What are R&D joint ventures and what do you need to know about them?

The National Cooperative Research and Production Act of 1993 (NCRPA) is the fundamental law that defines R&D joint ventures and offers them a large measure of protection from federal antitrust laws. R&D joint ventures are formal agreements between two or more companies engaged in the research and development of technologies. They are proven tools for reducing design and production costs and speeding time-to-market.

The Federal Trade Commission and Department of Justice are the NCRPA watchdogs. They review applications for R&D joint ventures, approve or deny them, and monitor the operations of those approved, including any changes in membership.

Benefits of an R&D joint venture
Protection against legal challenges under Sherman and Clayton Antitrust laws is a significant benefit for members of NCRPA-approved, R&D joint ventures. In fact, no successful lawsuit has ever been filed against an NCRPA-approved R&D joint venture. Why? A “rule of reason” antitrust analysis shelters these protected collaborative activities. Without NCRPA protection, a more general “per se” viewpoint is used, where the behavior itself can be deemed to violate antitrust law. Also, if a violation occurs, the claimant can only receive actual damages, rather than treble damages available without NCRPA protection. This is a powerful deterrent against lawsuits.

Legal protections aside, R&D joint ventures can conduct a wide variety of activities, including:

  • perform theoretical analysis, experimentation or testing of basic engineering techniques
  • extend investigative findings into practical application for experimental and demonstration purposes
  • conduct experiments on models, prototypes and processes 
  • perform product certification testing
  • collect, exchange and analyze research or production information

Those types of activities mark a primary difference between an R&D joint venture and standards development organizations. SDOs can only perform voluntary, consensus standards activities, and though the NCRPA antitrust protection covers the SDO, it does not extend these protections to individual SDO members.

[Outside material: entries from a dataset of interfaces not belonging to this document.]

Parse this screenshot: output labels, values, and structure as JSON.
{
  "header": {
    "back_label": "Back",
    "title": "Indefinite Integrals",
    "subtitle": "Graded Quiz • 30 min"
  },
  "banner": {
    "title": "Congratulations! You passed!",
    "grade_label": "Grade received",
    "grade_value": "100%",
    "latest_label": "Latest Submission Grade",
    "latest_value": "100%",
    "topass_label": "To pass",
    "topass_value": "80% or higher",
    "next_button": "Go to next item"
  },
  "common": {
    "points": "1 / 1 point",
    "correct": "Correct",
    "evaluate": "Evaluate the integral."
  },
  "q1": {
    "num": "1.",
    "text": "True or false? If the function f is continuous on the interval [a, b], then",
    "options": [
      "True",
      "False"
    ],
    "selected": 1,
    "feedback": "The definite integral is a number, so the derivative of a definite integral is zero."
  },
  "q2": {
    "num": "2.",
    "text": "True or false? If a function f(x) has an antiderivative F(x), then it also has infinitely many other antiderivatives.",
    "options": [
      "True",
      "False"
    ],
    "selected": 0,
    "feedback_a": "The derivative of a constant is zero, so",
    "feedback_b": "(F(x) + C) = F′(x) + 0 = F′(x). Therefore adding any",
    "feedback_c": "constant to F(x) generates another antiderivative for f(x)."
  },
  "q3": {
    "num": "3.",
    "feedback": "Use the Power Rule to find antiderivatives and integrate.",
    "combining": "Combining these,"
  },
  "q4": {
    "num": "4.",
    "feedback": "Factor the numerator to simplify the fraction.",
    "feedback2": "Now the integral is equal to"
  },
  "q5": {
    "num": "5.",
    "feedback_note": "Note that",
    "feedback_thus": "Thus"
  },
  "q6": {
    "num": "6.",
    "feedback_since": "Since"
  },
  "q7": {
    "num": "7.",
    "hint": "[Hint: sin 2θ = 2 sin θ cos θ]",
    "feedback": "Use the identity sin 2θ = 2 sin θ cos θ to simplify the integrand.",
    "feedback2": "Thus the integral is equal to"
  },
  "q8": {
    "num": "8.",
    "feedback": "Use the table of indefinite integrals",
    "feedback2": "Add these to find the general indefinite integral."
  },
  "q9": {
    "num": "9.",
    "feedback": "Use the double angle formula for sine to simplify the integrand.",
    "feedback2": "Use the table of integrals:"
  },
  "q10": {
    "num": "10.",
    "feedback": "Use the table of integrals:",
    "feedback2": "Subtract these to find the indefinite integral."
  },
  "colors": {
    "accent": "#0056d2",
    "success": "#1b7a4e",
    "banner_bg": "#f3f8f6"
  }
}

Any collaborative R&D activity done under the auspices and guidance of Si2 receives the same anti-trust protection. Si2 special interest groups, coalitions and working groups focus on solving industry problems, knowing they and their companies have the safety the NCRPA provides.

OpenStandards: A New Initiative for R&D Collaboration

OpenStandards, Si2’s newest member initiative, is the product of extensive member research and the core of a streamlined standards development process.

John Ellis, president and CEO, said market research and industry trends identified factors key to the creation of OpenStandards. “Speed and agility topped the list. The ability to quickly identify and create a needed standard are paramount.

“OpenStandards combines independent coalitions, technical advisory boards and new working into one, single-fee membership. Costs are reduced since companies can choose to participate in every activity, at any level, for one fee,” Ellis explained. “More than 90 percent of our members saw their dues decrease in 2016.” 

This was accomplished while maintaining the mandated safe-haven, anti-trust protection, he added. Activities currently part of OpenStandards are Chip-Package Codesign (3D), Design for Manufacturability, Low Power, OpenPDK, and Silicon Photonics.

Jerry Frenkil, director of OpenStandards, manages this program. Co-founder of Sente, he has more than 30 years’ experience in the semiconductor and EDA industries.

Si2 will explain the OpenStandards concept during a free webinar on Tuesday, January 26, 9-10 a.m. PST.